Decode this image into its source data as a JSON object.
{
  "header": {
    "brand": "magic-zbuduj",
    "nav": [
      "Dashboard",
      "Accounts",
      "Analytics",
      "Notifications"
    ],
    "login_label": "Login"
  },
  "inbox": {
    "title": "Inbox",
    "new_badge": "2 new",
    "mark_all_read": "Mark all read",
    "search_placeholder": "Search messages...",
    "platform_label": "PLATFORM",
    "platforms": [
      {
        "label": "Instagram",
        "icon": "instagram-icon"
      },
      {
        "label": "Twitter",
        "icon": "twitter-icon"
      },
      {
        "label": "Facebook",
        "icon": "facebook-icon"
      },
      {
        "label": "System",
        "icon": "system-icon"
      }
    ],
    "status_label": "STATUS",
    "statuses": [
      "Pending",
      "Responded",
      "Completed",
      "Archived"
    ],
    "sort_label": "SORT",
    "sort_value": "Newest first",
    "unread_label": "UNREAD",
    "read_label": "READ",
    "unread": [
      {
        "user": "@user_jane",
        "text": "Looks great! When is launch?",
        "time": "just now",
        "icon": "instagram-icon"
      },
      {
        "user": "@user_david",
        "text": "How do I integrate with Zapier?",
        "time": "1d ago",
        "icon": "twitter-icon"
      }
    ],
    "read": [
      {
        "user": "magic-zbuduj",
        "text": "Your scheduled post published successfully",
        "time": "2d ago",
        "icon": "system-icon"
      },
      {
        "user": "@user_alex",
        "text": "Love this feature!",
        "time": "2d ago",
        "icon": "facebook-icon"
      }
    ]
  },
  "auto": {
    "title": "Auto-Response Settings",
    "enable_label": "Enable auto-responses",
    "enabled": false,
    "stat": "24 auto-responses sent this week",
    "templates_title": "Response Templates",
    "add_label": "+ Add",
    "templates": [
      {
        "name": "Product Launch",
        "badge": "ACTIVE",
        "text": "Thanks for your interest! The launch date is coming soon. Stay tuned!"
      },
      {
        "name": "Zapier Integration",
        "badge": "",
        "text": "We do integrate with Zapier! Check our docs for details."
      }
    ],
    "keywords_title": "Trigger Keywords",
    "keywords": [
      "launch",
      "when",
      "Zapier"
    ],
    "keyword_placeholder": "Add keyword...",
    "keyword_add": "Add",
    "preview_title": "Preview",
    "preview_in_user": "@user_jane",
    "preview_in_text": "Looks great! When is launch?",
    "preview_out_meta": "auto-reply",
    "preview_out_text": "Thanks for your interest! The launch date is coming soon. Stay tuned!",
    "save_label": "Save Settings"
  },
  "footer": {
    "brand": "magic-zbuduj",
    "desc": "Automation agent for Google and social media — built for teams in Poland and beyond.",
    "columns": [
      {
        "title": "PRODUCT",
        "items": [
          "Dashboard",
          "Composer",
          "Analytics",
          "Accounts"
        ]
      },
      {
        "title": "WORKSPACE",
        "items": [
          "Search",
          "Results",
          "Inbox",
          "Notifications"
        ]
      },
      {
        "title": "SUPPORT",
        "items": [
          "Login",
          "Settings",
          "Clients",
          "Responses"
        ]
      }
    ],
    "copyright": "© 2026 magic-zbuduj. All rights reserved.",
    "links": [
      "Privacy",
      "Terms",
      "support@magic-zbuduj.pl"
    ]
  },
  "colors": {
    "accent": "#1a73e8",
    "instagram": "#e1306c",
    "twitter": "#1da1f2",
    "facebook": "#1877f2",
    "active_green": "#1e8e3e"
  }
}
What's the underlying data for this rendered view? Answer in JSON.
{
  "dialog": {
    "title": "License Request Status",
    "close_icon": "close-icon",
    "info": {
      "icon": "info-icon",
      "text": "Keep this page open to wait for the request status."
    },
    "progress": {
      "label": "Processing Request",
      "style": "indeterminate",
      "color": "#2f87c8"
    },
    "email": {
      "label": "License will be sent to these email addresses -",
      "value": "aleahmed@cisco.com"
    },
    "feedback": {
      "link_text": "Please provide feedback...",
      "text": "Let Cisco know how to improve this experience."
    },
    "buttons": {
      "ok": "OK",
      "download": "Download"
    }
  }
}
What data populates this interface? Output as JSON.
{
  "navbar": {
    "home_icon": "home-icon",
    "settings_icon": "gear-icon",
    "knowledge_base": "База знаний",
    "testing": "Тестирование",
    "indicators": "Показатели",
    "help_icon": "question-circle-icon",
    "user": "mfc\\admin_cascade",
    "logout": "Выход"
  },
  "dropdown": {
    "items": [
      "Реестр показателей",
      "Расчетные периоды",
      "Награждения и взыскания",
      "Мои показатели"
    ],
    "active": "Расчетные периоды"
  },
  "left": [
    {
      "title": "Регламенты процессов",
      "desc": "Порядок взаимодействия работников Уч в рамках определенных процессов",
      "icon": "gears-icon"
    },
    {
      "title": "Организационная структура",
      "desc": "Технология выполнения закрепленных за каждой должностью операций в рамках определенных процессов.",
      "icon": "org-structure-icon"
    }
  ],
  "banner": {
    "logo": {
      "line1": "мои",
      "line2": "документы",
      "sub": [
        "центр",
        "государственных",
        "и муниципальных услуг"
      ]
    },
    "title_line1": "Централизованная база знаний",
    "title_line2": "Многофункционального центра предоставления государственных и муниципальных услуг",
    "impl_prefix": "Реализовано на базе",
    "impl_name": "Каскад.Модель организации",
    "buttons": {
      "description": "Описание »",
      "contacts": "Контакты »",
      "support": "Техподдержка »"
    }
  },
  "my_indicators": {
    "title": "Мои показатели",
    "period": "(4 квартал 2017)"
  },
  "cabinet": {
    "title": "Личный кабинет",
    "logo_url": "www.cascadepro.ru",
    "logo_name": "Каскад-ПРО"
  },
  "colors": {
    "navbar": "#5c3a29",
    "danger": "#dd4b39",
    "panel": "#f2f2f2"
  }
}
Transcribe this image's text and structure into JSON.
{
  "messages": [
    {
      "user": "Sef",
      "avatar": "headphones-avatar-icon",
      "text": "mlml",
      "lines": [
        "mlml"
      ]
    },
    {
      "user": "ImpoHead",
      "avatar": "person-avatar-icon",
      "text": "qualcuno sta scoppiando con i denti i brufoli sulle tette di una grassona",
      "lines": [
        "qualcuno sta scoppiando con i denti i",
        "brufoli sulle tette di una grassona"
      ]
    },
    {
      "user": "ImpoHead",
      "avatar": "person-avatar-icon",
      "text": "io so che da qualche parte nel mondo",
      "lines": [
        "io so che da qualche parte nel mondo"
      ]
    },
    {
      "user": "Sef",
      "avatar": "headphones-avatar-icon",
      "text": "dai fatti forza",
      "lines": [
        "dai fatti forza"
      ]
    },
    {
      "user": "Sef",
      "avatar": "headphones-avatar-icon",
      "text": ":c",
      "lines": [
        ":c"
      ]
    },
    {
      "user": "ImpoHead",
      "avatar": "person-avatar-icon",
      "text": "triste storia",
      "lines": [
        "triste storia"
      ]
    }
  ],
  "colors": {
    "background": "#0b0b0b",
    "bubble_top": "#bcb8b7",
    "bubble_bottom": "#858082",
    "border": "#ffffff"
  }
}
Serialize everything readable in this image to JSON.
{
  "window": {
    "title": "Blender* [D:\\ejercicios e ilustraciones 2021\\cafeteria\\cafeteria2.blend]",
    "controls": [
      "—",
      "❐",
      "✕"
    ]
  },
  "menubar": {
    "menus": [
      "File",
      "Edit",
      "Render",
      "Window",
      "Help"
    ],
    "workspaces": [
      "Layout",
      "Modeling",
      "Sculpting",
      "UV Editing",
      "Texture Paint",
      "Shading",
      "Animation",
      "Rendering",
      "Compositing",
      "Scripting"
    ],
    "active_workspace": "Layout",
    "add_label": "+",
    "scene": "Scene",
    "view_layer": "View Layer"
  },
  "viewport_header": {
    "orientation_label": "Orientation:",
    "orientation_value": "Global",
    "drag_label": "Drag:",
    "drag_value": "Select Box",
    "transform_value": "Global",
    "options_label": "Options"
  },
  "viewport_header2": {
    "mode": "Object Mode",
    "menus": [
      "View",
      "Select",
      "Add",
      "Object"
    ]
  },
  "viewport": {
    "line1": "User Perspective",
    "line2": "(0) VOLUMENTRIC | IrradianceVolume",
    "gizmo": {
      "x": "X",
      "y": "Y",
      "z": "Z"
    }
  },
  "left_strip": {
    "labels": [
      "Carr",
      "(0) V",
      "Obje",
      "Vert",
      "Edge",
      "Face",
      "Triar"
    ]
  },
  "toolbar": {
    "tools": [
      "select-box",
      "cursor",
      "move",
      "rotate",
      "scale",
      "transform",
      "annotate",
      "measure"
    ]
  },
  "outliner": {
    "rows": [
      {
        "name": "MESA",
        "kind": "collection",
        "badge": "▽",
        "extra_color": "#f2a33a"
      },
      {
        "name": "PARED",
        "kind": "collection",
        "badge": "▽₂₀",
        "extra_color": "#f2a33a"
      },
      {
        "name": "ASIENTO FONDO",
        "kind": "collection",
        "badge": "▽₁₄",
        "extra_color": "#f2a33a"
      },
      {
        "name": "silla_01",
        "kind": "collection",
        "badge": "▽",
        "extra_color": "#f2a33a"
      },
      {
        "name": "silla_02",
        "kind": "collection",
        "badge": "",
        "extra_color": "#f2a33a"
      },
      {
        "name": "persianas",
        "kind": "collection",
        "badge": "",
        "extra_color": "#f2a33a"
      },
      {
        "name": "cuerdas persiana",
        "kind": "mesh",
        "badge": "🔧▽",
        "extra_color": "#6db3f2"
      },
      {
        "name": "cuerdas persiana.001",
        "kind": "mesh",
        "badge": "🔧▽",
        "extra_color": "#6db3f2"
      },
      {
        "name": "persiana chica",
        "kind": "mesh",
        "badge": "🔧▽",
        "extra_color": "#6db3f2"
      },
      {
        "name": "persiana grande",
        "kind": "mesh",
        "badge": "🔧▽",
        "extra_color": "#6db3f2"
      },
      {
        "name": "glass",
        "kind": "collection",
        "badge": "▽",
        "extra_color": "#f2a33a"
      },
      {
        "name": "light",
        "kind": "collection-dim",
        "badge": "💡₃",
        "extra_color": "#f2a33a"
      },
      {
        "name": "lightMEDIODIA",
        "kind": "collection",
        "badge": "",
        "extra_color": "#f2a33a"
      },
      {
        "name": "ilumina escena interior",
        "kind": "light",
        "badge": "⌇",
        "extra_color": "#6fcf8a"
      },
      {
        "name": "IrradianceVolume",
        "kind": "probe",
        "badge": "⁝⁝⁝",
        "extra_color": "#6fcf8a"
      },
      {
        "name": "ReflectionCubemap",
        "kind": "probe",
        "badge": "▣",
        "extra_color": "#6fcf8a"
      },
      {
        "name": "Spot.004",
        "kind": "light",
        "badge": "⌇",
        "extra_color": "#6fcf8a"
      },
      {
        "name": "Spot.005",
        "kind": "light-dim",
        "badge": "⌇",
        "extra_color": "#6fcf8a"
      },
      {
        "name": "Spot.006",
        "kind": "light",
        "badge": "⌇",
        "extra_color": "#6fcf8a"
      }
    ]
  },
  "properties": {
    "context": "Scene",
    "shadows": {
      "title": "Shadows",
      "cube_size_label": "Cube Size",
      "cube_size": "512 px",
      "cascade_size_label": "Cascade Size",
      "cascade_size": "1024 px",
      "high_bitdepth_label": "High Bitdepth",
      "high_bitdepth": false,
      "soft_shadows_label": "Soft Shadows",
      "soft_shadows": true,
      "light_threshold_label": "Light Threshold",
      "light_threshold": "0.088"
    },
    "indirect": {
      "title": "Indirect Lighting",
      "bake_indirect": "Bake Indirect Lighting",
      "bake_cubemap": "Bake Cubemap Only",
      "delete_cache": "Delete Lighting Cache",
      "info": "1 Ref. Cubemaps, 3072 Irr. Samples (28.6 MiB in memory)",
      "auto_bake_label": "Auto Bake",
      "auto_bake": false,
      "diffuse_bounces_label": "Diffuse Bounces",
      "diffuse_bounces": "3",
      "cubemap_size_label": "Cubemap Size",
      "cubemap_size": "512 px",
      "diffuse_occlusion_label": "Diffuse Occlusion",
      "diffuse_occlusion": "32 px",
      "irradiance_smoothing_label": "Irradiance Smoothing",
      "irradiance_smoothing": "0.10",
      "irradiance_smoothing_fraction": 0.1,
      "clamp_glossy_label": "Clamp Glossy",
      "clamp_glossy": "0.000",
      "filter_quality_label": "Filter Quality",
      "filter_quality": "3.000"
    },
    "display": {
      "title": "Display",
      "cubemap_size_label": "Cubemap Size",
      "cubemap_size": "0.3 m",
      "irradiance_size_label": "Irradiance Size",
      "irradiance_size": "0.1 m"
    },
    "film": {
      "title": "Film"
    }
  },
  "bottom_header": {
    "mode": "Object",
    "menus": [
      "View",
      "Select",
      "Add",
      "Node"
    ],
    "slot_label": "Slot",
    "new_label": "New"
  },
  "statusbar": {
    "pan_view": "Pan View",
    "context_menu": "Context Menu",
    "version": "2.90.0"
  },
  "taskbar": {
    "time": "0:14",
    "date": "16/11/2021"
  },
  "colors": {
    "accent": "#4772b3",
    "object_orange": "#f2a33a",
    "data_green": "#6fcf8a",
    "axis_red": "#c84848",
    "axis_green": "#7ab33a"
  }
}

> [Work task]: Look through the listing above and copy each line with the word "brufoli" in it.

> [Answer space]:
      "text": "qualcuno sta scoppiando con i denti i brufoli sulle tette di una grassona",
        "brufoli sulle tette di una grassona"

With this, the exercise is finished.